1. Sex with animals might be regarded is animal abuse/cruelty. Sex with children is regarded as abusive per se. Why not with animals? This argument is made by one of the people in the film.
2. The consent issue. At least one of the zoos in the film says that the animals in this case "consented" to having sex with these men. In the sound track we hear at one point the voice of a radio commentator, instantly recognizable as Rush Limbaugh's, saying that there can be no debatable issue about that at all, because if the animals had not consented, "none of this could have happened"!
I think Limbaugh is confusing consent with desire. Desiring is not consenting. Desire is an animal thing. Consent is very human. In the cases where consent is really important, what you are consenting to is written out, and you consent by signing your name. Of course I don't mean that you can only consent if you can read and right. But the consent argument here infers from the alleged fact to a conclusion about the rights of the animals, whereas something like the reverse of this must take place. When you consent to my doing something to you, you are giving me the right to do that thing, and furthermore you intend to do so. That is the point of indicating consent. You also thereby acknowledge that you are giving up some rights of yours: mainly to complain (about a violation of your rights) later on. Infants can't do this, because they don't have the needed sorts of concepts and understandings. The same is true of (all non-human) animals.
3. This may be an unusual sort of case. Well, I don't know anything about this stuff, but I would think that this sort of zoophilia, animal-penetrates-man, might be unusual, and the man-penetrates-animal sort is more common. That might be a totally different issue. The consent argument, if you find it appealing, cannot be given for the other sort of thing.
4. How abusive is it? You might want to just make the latter sort of zoophilia illegal, on the grounds that it is more abusive, or more obviously abusive (of the animal), than the animal-penetrates-man sort. But how abusive is it? Having something inserted into an orifice and then pulled out. What is the abuse? It horrifies us because we interpret it as sexual, and we have all sorts of ideas and attitudes about that. But all this seems to be completely absent in the animal. It probably does not find being penetrated by the human sexual at all. And even sex itself does not have anything like the meaning for them that it has for us. We see it as an intensely personal connection between people. For them mating is no more personal than any other bodily function. And besides, if this is abusive, there are things that will still be legal to do to animals but are much worse. Like killing and eating them, for instance. So even if man-penetrates-animal is abusive, it might not be abusive enough to justify making it illegal.
Bottom line: Maybe the only reason for illegality here that is consistent both with obvious facts and other policies most of us are already committed to is legal moralism. It can't be because of harm to the animal, because the harm would have to be a "dignitary" harm that does not exist. It would have to be because the act is considered wrong in and of itself, apart from hurtful consequences to anyone. Like many liberals and all libertarians, I am no fan of legal moralism, hence I think this sort of thing should probably be legal.
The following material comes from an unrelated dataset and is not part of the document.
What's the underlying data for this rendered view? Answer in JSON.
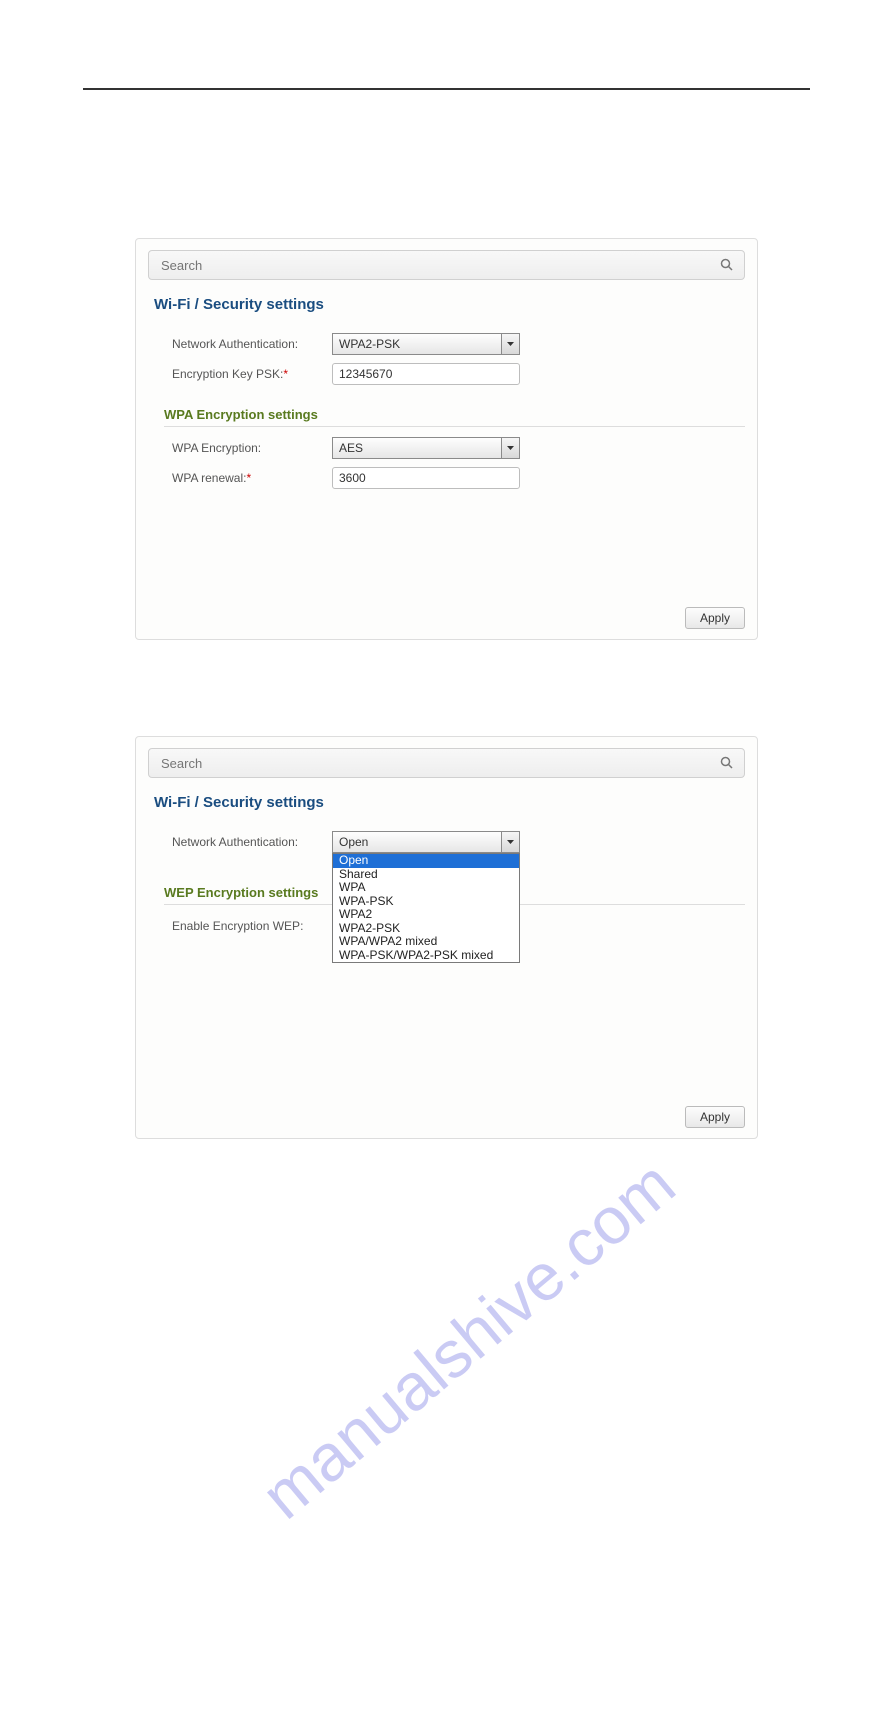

My rating of "Zoo": *** (out of a possible ****).
Some reviewers compared it to the work of the great Errol Morris (one of my personal heroes -- how many filmmakers have made a movie that got an innocent man out of prison?). You can see Morris's influence in "Zoo", but I would say it is a notch or two below his level.